How to complete this task: Write out the records again, exactly, leaving none out.

Exercise material:

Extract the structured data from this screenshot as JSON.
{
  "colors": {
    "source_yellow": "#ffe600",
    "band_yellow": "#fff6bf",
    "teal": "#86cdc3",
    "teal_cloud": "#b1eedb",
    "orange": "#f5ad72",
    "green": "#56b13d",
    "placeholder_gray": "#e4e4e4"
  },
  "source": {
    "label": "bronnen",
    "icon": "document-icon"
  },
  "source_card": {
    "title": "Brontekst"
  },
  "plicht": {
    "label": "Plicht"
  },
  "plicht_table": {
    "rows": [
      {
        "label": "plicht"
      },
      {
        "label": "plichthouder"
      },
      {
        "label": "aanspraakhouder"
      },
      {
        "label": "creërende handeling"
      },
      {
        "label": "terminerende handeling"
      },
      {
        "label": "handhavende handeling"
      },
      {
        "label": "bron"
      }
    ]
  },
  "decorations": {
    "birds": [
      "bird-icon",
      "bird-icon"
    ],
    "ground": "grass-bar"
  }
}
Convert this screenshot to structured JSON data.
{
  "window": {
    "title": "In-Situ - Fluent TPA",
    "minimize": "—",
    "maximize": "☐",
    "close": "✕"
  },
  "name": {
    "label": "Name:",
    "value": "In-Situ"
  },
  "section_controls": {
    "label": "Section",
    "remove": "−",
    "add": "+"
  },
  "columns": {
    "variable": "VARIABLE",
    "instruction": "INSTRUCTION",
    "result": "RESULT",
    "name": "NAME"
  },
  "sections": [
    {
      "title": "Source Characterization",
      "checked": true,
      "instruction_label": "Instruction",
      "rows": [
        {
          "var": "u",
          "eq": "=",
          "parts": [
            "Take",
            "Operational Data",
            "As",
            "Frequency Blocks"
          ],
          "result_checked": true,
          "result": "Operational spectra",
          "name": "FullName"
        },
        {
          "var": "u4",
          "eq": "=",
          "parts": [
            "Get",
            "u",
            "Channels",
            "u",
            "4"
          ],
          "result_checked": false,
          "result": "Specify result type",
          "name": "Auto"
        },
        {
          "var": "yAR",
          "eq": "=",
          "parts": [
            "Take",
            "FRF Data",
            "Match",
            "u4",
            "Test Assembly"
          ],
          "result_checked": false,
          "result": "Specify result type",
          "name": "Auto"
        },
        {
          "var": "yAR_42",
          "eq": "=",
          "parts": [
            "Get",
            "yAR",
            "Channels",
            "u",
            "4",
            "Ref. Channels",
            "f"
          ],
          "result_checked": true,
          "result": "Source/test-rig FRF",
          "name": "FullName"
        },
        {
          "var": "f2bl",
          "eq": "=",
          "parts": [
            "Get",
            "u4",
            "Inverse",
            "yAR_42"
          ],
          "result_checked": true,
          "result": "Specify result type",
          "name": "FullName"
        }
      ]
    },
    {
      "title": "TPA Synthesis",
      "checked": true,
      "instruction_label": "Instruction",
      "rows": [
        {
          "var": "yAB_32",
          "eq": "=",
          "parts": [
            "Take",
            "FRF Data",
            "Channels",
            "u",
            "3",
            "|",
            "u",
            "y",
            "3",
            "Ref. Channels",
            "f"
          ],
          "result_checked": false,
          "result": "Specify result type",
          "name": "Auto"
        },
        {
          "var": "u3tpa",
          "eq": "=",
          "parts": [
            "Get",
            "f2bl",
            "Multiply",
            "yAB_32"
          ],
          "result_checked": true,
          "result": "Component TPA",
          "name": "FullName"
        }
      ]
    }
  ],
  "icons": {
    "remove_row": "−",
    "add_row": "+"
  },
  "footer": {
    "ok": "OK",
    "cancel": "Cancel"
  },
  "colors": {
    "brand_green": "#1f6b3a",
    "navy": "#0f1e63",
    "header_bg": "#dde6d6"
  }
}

Solution to this exercise:
Extract the structured data from this screenshot as JSON.
{
  "colors": {
    "source_yellow": "#ffe600",
    "band_yellow": "#fff6bf",
    "teal": "#86cdc3",
    "teal_cloud": "#b1eedb",
    "orange": "#f5ad72",
    "green": "#56b13d",
    "placeholder_gray": "#e4e4e4"
  },
  "source": {
    "label": "bronnen",
    "icon": "document-icon"
  },
  "source_card": {
    "title": "Brontekst"
  },
  "plicht": {
    "label": "Plicht"
  },
  "plicht_table": {
    "rows": [
      {
        "label": "plicht"
      },
      {
        "label": "plichthouder"
      },
      {
        "label": "aanspraakhouder"
      },
      {
        "label": "creërende handeling"
      },
      {
        "label": "terminerende handeling"
      },
      {
        "label": "handhavende handeling"
      },
      {
        "label": "bron"
      }
    ]
  },
  "decorations": {
    "birds": [
      "bird-icon",
      "bird-icon"
    ],
    "ground": "grass-bar"
  }
}
Convert this screenshot to structured JSON data.
{
  "window": {
    "title": "In-Situ - Fluent TPA",
    "minimize": "—",
    "maximize": "☐",
    "close": "✕"
  },
  "name": {
    "label": "Name:",
    "value": "In-Situ"
  },
  "section_controls": {
    "label": "Section",
    "remove": "−",
    "add": "+"
  },
  "columns": {
    "variable": "VARIABLE",
    "instruction": "INSTRUCTION",
    "result": "RESULT",
    "name": "NAME"
  },
  "sections": [
    {
      "title": "Source Characterization",
      "checked": true,
      "instruction_label": "Instruction",
      "rows": [
        {
          "var": "u",
          "eq": "=",
          "parts": [
            "Take",
            "Operational Data",
            "As",
            "Frequency Blocks"
          ],
          "result_checked": true,
          "result": "Operational spectra",
          "name": "FullName"
        },
        {
          "var": "u4",
          "eq": "=",
          "parts": [
            "Get",
            "u",
            "Channels",
            "u",
            "4"
          ],
          "result_checked": false,
          "result": "Specify result type",
          "name": "Auto"
        },
        {
          "var": "yAR",
          "eq": "=",
          "parts": [
            "Take",
            "FRF Data",
            "Match",
            "u4",
            "Test Assembly"
          ],
          "result_checked": false,
          "result": "Specify result type",
          "name": "Auto"
        },
        {
          "var": "yAR_42",
          "eq": "=",
          "parts": [
            "Get",
            "yAR",
            "Channels",
            "u",
            "4",
            "Ref. Channels",
            "f"
          ],
          "result_checked": true,
          "result": "Source/test-rig FRF",
          "name": "FullName"
        },
        {
          "var": "f2bl",
          "eq": "=",
          "parts": [
            "Get",
            "u4",
            "Inverse",
            "yAR_42"
          ],
          "result_checked": true,
          "result": "Specify result type",
          "name": "FullName"
        }
      ]
    },
    {
      "title": "TPA Synthesis",
      "checked": true,
      "instruction_label": "Instruction",
      "rows": [
        {
          "var": "yAB_32",
          "eq": "=",
          "parts": [
            "Take",
            "FRF Data",
            "Channels",
            "u",
            "3",
            "|",
            "u",
            "y",
            "3",
            "Ref. Channels",
            "f"
          ],
          "result_checked": false,
          "result": "Specify result type",
          "name": "Auto"
        },
        {
          "var": "u3tpa",
          "eq": "=",
          "parts": [
            "Get",
            "f2bl",
            "Multiply",
            "yAB_32"
          ],
          "result_checked": true,
          "result": "Component TPA",
          "name": "FullName"
        }
      ]
    }
  ],
  "icons": {
    "remove_row": "−",
    "add_row": "+"
  },
  "footer": {
    "ok": "OK",
    "cancel": "Cancel"
  },
  "colors": {
    "brand_green": "#1f6b3a",
    "navy": "#0f1e63",
    "header_bg": "#dde6d6"
  }
}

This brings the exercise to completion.